>>

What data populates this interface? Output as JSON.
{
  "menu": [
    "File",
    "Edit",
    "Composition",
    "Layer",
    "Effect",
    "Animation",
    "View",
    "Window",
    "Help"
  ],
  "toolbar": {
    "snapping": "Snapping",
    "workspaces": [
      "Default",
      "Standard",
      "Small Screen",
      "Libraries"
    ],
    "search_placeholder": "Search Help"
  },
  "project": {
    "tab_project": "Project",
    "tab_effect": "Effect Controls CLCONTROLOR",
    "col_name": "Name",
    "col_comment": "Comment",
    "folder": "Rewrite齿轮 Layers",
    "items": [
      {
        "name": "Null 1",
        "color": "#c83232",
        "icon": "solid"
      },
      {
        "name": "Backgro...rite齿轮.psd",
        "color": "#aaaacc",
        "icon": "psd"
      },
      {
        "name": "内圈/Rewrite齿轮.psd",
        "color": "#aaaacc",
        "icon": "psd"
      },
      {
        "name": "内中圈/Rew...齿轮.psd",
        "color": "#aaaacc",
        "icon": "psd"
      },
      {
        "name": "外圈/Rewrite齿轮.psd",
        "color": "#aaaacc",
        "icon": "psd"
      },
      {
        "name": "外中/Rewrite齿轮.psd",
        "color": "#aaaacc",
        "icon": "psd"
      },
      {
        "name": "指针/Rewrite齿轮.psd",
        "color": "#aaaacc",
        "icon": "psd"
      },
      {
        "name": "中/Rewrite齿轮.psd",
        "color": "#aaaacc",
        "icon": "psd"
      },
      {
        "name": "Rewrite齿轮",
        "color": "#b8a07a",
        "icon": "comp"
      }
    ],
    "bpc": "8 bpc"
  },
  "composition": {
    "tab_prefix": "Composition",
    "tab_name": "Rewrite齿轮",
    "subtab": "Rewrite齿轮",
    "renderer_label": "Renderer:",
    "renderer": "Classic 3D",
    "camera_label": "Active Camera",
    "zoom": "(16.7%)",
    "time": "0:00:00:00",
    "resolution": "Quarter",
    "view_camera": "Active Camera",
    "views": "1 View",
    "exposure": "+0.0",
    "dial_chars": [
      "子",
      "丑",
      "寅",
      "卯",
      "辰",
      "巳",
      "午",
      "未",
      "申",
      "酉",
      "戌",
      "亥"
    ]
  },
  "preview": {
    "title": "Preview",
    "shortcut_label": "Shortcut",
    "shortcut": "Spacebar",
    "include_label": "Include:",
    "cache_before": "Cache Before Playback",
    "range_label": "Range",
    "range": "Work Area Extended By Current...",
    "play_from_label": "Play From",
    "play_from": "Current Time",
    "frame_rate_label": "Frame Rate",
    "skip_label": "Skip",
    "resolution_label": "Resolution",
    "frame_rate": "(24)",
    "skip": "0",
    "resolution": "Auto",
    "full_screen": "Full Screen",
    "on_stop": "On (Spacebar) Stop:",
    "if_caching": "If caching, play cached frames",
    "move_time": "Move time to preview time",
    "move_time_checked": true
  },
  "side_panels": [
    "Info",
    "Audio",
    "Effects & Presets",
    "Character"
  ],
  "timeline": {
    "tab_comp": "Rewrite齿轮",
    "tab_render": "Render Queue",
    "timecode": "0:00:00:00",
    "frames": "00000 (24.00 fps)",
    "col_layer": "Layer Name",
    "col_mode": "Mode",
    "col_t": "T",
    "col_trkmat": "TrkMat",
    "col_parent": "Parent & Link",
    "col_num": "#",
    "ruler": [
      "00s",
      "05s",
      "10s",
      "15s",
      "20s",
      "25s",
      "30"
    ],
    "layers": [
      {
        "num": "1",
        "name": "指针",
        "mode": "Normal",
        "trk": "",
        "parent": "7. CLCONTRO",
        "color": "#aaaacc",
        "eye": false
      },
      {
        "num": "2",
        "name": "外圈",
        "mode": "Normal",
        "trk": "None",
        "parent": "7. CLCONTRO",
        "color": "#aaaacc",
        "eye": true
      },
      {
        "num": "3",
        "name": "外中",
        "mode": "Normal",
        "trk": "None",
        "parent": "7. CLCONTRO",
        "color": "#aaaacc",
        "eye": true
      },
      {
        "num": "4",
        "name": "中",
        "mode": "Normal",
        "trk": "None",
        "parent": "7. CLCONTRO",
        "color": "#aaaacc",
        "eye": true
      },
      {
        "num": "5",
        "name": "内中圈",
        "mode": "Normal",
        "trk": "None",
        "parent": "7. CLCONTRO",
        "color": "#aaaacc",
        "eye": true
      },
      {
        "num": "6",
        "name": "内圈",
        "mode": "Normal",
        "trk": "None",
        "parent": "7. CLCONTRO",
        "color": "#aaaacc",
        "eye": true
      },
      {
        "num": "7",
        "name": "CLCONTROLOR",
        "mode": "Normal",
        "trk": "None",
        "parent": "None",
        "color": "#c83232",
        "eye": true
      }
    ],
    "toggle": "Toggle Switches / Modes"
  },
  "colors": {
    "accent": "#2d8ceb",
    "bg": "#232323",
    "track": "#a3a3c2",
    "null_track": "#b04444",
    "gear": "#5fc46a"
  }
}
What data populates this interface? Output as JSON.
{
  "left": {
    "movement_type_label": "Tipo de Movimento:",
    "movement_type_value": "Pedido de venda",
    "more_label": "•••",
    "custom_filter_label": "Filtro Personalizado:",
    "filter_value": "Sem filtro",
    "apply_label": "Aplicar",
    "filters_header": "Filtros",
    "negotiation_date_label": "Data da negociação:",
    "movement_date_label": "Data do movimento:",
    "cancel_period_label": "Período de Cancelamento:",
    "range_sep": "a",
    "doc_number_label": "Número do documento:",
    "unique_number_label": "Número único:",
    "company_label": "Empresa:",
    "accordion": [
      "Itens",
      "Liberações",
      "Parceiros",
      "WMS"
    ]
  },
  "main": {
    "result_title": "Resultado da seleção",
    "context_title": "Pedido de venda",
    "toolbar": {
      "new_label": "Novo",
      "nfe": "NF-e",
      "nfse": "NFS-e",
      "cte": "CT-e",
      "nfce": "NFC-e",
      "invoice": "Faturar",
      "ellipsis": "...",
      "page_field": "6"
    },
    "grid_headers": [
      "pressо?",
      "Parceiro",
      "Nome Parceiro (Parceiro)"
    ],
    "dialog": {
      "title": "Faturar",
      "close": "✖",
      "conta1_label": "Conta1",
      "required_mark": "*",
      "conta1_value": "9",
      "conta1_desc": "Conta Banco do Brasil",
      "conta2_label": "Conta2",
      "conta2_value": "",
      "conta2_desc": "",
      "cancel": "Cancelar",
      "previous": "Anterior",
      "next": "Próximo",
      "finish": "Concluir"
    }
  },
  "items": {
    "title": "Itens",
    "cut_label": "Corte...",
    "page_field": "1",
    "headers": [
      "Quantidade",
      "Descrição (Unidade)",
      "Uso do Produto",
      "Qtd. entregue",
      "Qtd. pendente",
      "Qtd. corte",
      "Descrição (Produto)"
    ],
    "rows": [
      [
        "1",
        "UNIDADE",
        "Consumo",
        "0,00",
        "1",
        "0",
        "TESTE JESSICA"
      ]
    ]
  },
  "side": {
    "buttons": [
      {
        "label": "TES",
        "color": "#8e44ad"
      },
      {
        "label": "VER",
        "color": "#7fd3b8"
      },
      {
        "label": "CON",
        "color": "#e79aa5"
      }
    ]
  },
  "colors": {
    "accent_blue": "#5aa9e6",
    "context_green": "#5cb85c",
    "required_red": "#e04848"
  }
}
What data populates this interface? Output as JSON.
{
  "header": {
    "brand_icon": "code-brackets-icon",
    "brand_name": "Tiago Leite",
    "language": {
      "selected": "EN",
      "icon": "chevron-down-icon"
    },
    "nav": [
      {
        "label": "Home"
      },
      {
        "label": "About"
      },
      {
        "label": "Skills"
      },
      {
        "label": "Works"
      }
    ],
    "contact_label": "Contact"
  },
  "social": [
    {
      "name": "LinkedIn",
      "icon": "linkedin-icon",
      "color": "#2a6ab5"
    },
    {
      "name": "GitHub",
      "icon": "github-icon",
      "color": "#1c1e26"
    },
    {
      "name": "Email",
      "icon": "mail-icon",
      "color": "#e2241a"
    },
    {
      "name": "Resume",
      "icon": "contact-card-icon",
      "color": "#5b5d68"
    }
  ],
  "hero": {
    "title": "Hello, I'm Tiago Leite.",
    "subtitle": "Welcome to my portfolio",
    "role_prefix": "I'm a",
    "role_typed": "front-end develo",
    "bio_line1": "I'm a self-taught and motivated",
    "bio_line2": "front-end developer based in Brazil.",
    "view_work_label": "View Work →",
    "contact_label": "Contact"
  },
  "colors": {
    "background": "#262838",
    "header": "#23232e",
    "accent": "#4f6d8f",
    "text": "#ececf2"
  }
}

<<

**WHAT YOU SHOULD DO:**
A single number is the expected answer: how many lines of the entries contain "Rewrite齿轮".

**SOLUTION TO THIS PROBLEM:**
10